Go through the listing and pick out each line with the word "capitalizable" in it.

→ **Given data**:
※

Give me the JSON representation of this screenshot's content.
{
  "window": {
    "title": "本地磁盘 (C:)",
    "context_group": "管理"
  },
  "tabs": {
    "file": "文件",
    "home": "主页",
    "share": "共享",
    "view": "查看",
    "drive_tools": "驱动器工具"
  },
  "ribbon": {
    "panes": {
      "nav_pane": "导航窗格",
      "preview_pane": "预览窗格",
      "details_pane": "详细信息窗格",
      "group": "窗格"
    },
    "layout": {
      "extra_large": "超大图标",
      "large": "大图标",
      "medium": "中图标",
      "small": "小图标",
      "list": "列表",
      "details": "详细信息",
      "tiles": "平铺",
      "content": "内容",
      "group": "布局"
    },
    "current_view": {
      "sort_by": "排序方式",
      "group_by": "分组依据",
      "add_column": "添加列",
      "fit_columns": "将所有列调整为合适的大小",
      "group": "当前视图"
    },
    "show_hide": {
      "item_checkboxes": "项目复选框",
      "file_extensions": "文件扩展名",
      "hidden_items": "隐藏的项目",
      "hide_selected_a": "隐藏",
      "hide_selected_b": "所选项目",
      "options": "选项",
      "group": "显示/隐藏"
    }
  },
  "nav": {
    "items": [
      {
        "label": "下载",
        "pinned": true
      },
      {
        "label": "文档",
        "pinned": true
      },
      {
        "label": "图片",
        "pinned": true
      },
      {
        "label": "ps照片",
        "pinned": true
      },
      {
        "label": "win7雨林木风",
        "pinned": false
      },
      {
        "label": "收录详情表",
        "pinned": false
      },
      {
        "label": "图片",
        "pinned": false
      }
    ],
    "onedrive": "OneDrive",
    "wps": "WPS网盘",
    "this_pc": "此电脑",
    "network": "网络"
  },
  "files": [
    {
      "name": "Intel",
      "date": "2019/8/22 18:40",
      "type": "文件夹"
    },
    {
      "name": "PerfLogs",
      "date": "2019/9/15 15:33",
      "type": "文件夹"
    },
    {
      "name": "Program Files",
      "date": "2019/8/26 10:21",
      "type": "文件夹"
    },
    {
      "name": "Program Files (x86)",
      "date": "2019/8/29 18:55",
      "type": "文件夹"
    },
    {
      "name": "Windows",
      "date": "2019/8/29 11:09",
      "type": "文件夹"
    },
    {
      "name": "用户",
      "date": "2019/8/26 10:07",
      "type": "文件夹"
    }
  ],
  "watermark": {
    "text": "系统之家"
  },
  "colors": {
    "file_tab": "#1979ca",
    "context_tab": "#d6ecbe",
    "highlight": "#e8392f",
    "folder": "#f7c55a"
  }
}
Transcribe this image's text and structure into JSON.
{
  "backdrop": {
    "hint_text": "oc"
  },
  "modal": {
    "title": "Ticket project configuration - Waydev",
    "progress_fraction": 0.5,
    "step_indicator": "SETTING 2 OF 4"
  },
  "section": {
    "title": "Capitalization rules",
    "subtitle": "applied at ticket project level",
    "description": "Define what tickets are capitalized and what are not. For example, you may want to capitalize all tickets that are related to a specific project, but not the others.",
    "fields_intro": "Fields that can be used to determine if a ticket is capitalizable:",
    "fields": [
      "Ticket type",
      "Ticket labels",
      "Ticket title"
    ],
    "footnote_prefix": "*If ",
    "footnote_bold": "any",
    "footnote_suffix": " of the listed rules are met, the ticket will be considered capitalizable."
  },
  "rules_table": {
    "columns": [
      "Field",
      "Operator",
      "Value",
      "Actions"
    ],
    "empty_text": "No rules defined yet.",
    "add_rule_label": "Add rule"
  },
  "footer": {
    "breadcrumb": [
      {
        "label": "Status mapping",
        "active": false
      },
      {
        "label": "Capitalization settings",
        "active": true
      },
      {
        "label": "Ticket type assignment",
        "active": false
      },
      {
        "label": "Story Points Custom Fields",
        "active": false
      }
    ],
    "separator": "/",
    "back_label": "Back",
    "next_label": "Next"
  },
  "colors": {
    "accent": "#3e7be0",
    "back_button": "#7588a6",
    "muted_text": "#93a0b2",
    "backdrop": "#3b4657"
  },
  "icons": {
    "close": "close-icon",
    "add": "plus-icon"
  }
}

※

→ **Completed exercise**:
    "fields_intro": "Fields that can be used to determine if a ticket is capitalizable:",
    "footnote_suffix": " of the listed rules are met, the ticket will be considered capitalizable."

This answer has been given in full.